Elk Grove Village couple Cindy and Kent Weik say breeding Shih Tzus is more of a hobby than a business.
It's about providing dog lovers healthy, purebred puppies and finding a loving home for their "children," they say.
Village officials see it differently, and are taking the Weiks to court claiming they are violating village ordinance by running a dog-breeding operation out of their home.
The couple has 12 dogs, including eight female and two male Shih Tzus that they have been breeding since 2009, and four puppies. It was never the couple's intent initially to breed them, said Cindy Weik.
"We had such a bad experience (with breeders)," she said about getting a puppy with health issues from a breeder.
To be sure that would not happen again, the Weiks decided to start breeding their own.
"I loved the experience," she said. "I loved having the puppies around and we just never spayed or neutered the dogs."
Weik said she called the village to ask whether there was any ordinance against breeding dogs.
"I never thought to (ask) can I sell them from my home?" she added.
Though breeding animals is allowed in Elk Grove Village so long as the animal doesn't produce more than two litters in a year, when the Weiks decided to sell their puppies, it landed them in trouble with the village.
Selling the puppies from home, according to the village, violates ordinances prohibiting any kind of business, commercial or industrial use or home occupation in a residential area. The village's complaint originally was filed in housing court for nuisance and zoning violations, but the couple is now fighting in Cook County circuit court.
Last week, a judge denied the Weiks' motion for a summary judgment without having to go to trial. A status hearing on the civil case is set for Sept. 4 at the Cook County courthouse in Rolling Meadows.
If found in violation of the village ordinance, the Weiks could have to pay a minimum of $25 and a maximum of $500 for each day a violation occurred dating back to when the original complaint was filed, Village Attorney George Knickerbocker said.
The trouble started more than a year ago when a neighbor complained of excessive barking from the Weiks' backyard in the early hours of the morning and a lot of people coming and going from the house.
The village followed with an investigation by its environmental health division. At the time, the Weiks had seven female and two male Shih Tzus, along with two other dogs, Knickerbocker said.
"All of the dogs were let out at 4:30 a.m. to do their business, and they barked," Knickerbocker said. "Every morning for 18 months they woke up their neighbor. For two and a half hours every morning she was awakened."

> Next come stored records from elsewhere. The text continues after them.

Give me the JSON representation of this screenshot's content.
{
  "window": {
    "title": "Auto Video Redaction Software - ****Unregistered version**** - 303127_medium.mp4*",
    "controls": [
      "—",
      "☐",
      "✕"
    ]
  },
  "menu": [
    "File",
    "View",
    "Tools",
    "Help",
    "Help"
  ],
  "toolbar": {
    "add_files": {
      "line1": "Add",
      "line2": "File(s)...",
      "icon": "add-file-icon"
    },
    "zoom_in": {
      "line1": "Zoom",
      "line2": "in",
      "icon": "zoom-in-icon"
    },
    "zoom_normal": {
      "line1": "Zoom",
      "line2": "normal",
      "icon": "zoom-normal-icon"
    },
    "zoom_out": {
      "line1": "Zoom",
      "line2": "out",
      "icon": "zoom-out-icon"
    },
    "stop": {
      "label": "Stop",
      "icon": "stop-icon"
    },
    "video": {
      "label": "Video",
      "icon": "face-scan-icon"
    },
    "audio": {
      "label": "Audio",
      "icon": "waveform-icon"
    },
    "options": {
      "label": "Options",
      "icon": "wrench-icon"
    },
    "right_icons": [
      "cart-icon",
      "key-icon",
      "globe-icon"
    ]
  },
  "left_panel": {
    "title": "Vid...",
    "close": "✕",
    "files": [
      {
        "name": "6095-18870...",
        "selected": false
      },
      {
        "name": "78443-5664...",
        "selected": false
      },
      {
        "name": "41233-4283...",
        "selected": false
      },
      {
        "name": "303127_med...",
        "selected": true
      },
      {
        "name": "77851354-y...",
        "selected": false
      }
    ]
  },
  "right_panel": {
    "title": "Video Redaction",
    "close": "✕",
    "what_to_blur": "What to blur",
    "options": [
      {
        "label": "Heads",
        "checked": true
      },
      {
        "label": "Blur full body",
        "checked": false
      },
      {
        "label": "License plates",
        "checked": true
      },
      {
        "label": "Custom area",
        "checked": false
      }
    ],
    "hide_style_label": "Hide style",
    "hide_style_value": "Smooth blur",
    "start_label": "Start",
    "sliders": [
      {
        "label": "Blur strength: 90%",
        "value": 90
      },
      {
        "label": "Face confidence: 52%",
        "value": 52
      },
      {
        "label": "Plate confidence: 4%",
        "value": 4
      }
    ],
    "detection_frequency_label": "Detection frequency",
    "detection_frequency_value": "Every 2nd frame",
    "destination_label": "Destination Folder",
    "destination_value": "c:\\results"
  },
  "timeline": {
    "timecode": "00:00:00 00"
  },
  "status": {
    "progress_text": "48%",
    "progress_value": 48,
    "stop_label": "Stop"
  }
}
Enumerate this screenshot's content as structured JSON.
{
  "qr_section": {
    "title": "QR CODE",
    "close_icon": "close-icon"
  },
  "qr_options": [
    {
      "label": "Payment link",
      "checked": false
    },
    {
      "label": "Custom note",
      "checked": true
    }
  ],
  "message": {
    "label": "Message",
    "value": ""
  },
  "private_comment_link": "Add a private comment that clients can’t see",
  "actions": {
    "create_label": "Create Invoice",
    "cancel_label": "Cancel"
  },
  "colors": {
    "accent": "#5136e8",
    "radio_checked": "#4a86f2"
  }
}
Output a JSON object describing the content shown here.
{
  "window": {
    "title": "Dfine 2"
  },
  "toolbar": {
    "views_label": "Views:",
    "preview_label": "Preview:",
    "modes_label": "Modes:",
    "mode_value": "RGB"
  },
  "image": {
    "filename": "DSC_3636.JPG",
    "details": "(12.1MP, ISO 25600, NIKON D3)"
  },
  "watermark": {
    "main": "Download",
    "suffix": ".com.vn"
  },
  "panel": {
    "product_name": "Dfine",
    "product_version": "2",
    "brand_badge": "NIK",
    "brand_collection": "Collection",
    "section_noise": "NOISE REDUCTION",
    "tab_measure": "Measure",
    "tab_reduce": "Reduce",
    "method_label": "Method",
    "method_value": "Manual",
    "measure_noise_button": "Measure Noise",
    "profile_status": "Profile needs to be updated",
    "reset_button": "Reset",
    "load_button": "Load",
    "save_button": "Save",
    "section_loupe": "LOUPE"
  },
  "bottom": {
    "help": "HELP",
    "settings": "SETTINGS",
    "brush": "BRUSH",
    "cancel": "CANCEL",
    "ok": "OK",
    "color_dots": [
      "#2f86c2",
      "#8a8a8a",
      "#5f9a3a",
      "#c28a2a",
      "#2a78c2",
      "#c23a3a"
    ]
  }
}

Knickerbocker said the neighbor had asked the Weiks on three separate occasions to do something about their dogs' barking before filing a complaint with the village in February 2012. The couple was given a warning in April 2012 to abate the nuisance, he added.
The Weiks deny their dogs were barking at that hour and say they addressed the neighbor's concerns, even erecting a 6-foot-high wooden fence between their properties upon the village's urging.
The bigger problem now is their home breeding business, Knickerbocker said.
"You are not entitled to have a home occupation in a residential zoned district," he said. "They had litters and litters of puppies, selling them anywhere for about $1,000 per puppy. Their dogs would have litters once or twice a year, all seven of them. They indicated to one of our inspectors at one point they made in one year alone $30,000. People were coming over on Saturdays and Sundays to look at the litters."
Knickerbocker said the couple also has a website for their business, Chi-town Shih Tzu LLC, and openly advertises boarding for dogs they previously sold.
"We are not naive to the fact that (other) people are using their homes for their occupation," Knickerbocker said. "Unless someone complains, we're not going to know. We're not going to go into each house and run these inspections."
The Weiks say they stopped selling the puppies out of their home after the village filed its complaint. Since then, they have been selling the puppies off-site and on the Internet for "less than market value."
"I meet people at the pet store, groomers, vets," Cindy Weik said. "Nobody is allowed to come here to see them. They have to wait until they are old enough (6 weeks to 8 weeks) to be seen outside the house."
Kent Weik said the couple spends more money on breeding and raising the dogs than they make selling the puppies, which go for between $600 and $1,000.
"If I want to put a pen to it with everything it takes to raise these guys to eight weeks, the vet, the food ... we're not doing this to make money," he said. "If I were profiting from this, I would have a boat, a lot of things. This is not a viable business."
"We live for the dogs," he added. "They are our children. They are our family."
Weik said he's not sure if they will continue breeding dogs, but added, "I'm not going to have an incident dictate my life."
Elk Grove Village doesn't have an ordinance limiting the number of dogs or pets in a home. But that too could change after the Weiks' case came to light.
"It was looked at by the board of health several years ago," Knickerbocker said. "If you have a large number of dogs but meticulously took care of them and they didn't become nuisances to the neighbors, then the village didn't want to be Big Brother. We have other miscellaneous ordinances that we can regulate the actual use in a home."
The village's judiciary, planning and zoning committee met last month on the issue again and remains undecided.